#### Work to be completed:
Can the data below be echoed back word for word?

#### Exercise data:
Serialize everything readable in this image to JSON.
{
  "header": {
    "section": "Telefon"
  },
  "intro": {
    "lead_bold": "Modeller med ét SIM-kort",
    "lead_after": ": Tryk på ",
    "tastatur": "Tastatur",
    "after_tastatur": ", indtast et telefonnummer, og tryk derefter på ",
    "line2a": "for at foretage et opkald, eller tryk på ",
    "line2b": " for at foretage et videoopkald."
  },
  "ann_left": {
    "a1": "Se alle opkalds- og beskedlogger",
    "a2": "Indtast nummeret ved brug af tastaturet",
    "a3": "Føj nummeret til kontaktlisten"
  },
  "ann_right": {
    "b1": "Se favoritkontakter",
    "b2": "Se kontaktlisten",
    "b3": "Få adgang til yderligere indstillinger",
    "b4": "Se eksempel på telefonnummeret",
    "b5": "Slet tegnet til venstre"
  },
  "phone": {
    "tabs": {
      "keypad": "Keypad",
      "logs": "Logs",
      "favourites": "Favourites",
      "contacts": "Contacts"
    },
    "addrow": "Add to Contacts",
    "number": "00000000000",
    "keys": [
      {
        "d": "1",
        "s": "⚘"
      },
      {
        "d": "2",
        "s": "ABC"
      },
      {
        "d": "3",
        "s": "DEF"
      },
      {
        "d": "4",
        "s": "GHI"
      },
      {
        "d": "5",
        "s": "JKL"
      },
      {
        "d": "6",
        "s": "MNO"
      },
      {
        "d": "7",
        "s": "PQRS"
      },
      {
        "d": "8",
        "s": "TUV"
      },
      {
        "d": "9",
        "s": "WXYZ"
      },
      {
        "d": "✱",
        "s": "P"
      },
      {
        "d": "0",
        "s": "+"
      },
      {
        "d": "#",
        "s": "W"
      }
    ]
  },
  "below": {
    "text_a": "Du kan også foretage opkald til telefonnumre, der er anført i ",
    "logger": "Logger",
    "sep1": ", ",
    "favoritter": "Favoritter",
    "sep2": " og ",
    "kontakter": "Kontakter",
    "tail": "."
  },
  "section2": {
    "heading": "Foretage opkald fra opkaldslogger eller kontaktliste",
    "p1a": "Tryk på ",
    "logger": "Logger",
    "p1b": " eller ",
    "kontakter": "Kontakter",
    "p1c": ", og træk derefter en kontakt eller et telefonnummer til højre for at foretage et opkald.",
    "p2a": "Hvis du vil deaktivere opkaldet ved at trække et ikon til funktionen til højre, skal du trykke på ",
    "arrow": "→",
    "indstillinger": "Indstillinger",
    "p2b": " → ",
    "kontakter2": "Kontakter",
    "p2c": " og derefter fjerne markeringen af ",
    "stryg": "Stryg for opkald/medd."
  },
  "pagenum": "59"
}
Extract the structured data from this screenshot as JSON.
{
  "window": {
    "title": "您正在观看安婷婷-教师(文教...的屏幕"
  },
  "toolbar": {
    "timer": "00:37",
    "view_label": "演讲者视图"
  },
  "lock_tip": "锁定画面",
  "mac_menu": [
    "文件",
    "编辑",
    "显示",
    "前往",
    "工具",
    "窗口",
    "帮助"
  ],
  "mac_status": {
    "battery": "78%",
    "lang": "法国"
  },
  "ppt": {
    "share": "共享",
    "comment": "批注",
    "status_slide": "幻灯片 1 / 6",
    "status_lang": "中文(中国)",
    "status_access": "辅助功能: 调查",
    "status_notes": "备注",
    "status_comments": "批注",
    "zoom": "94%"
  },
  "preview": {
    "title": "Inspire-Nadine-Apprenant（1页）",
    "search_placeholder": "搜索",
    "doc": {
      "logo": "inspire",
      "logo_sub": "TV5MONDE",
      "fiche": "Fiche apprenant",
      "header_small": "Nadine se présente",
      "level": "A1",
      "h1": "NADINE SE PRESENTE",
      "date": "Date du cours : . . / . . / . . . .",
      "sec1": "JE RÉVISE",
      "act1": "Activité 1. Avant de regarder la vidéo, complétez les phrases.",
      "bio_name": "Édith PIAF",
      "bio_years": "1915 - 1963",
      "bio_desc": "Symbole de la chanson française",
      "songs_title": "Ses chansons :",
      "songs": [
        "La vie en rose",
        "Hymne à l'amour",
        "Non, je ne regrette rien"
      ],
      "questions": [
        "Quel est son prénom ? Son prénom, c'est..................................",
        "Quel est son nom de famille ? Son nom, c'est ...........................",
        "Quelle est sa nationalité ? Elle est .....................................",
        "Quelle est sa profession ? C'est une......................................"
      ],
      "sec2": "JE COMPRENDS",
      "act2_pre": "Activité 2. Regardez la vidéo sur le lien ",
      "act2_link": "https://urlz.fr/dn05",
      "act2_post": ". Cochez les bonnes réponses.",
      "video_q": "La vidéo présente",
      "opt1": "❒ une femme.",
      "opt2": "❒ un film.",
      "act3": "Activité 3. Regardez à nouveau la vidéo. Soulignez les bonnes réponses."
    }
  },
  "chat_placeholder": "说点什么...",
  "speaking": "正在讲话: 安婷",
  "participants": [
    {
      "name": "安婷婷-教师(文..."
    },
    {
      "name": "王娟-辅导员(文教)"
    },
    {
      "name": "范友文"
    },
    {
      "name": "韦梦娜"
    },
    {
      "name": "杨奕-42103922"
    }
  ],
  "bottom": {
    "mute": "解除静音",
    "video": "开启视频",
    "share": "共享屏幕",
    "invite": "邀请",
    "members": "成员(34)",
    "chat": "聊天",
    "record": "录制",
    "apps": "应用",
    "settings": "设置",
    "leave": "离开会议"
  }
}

#### Solution:
Serialize everything readable in this image to JSON.
{
  "header": {
    "section": "Telefon"
  },
  "intro": {
    "lead_bold": "Modeller med ét SIM-kort",
    "lead_after": ": Tryk på ",
    "tastatur": "Tastatur",
    "after_tastatur": ", indtast et telefonnummer, og tryk derefter på ",
    "line2a": "for at foretage et opkald, eller tryk på ",
    "line2b": " for at foretage et videoopkald."
  },
  "ann_left": {
    "a1": "Se alle opkalds- og beskedlogger",
    "a2": "Indtast nummeret ved brug af tastaturet",
    "a3": "Føj nummeret til kontaktlisten"
  },
  "ann_right": {
    "b1": "Se favoritkontakter",
    "b2": "Se kontaktlisten",
    "b3": "Få adgang til yderligere indstillinger",
    "b4": "Se eksempel på telefonnummeret",
    "b5": "Slet tegnet til venstre"
  },
  "phone": {
    "tabs": {
      "keypad": "Keypad",
      "logs": "Logs",
      "favourites": "Favourites",
      "contacts": "Contacts"
    },
    "addrow": "Add to Contacts",
    "number": "00000000000",
    "keys": [
      {
        "d": "1",
        "s": "⚘"
      },
      {
        "d": "2",
        "s": "ABC"
      },
      {
        "d": "3",
        "s": "DEF"
      },
      {
        "d": "4",
        "s": "GHI"
      },
      {
        "d": "5",
        "s": "JKL"
      },
      {
        "d": "6",
        "s": "MNO"
      },
      {
        "d": "7",
        "s": "PQRS"
      },
      {
        "d": "8",
        "s": "TUV"
      },
      {
        "d": "9",
        "s": "WXYZ"
      },
      {
        "d": "✱",
        "s": "P"
      },
      {
        "d": "0",
        "s": "+"
      },
      {
        "d": "#",
        "s": "W"
      }
    ]
  },
  "below": {
    "text_a": "Du kan også foretage opkald til telefonnumre, der er anført i ",
    "logger": "Logger",
    "sep1": ", ",
    "favoritter": "Favoritter",
    "sep2": " og ",
    "kontakter": "Kontakter",
    "tail": "."
  },
  "section2": {
    "heading": "Foretage opkald fra opkaldslogger eller kontaktliste",
    "p1a": "Tryk på ",
    "logger": "Logger",
    "p1b": " eller ",
    "kontakter": "Kontakter",
    "p1c": ", og træk derefter en kontakt eller et telefonnummer til højre for at foretage et opkald.",
    "p2a": "Hvis du vil deaktivere opkaldet ved at trække et ikon til funktionen til højre, skal du trykke på ",
    "arrow": "→",
    "indstillinger": "Indstillinger",
    "p2b": " → ",
    "kontakter2": "Kontakter",
    "p2c": " og derefter fjerne markeringen af ",
    "stryg": "Stryg for opkald/medd."
  },
  "pagenum": "59"
}
Extract the structured data from this screenshot as JSON.
{
  "window": {
    "title": "您正在观看安婷婷-教师(文教...的屏幕"
  },
  "toolbar": {
    "timer": "00:37",
    "view_label": "演讲者视图"
  },
  "lock_tip": "锁定画面",
  "mac_menu": [
    "文件",
    "编辑",
    "显示",
    "前往",
    "工具",
    "窗口",
    "帮助"
  ],
  "mac_status": {
    "battery": "78%",
    "lang": "法国"
  },
  "ppt": {
    "share": "共享",
    "comment": "批注",
    "status_slide": "幻灯片 1 / 6",
    "status_lang": "中文(中国)",
    "status_access": "辅助功能: 调查",
    "status_notes": "备注",
    "status_comments": "批注",
    "zoom": "94%"
  },
  "preview": {
    "title": "Inspire-Nadine-Apprenant（1页）",
    "search_placeholder": "搜索",
    "doc": {
      "logo": "inspire",
      "logo_sub": "TV5MONDE",
      "fiche": "Fiche apprenant",
      "header_small": "Nadine se présente",
      "level": "A1",
      "h1": "NADINE SE PRESENTE",
      "date": "Date du cours : . . / . . / . . . .",
      "sec1": "JE RÉVISE",
      "act1": "Activité 1. Avant de regarder la vidéo, complétez les phrases.",
      "bio_name": "Édith PIAF",
      "bio_years": "1915 - 1963",
      "bio_desc": "Symbole de la chanson française",
      "songs_title": "Ses chansons :",
      "songs": [
        "La vie en rose",
        "Hymne à l'amour",
        "Non, je ne regrette rien"
      ],
      "questions": [
        "Quel est son prénom ? Son prénom, c'est..................................",
        "Quel est son nom de famille ? Son nom, c'est ...........................",
        "Quelle est sa nationalité ? Elle est .....................................",
        "Quelle est sa profession ? C'est une......................................"
      ],
      "sec2": "JE COMPRENDS",
      "act2_pre": "Activité 2. Regardez la vidéo sur le lien ",
      "act2_link": "https://urlz.fr/dn05",
      "act2_post": ". Cochez les bonnes réponses.",
      "video_q": "La vidéo présente",
      "opt1": "❒ une femme.",
      "opt2": "❒ un film.",
      "act3": "Activité 3. Regardez à nouveau la vidéo. Soulignez les bonnes réponses."
    }
  },
  "chat_placeholder": "说点什么...",
  "speaking": "正在讲话: 安婷",
  "participants": [
    {
      "name": "安婷婷-教师(文..."
    },
    {
      "name": "王娟-辅导员(文教)"
    },
    {
      "name": "范友文"
    },
    {
      "name": "韦梦娜"
    },
    {
      "name": "杨奕-42103922"
    }
  ],
  "bottom": {
    "mute": "解除静音",
    "video": "开启视频",
    "share": "共享屏幕",
    "invite": "邀请",
    "members": "成员(34)",
    "chat": "聊天",
    "record": "录制",
    "apps": "应用",
    "settings": "设置",
    "leave": "离开会议"
  }
}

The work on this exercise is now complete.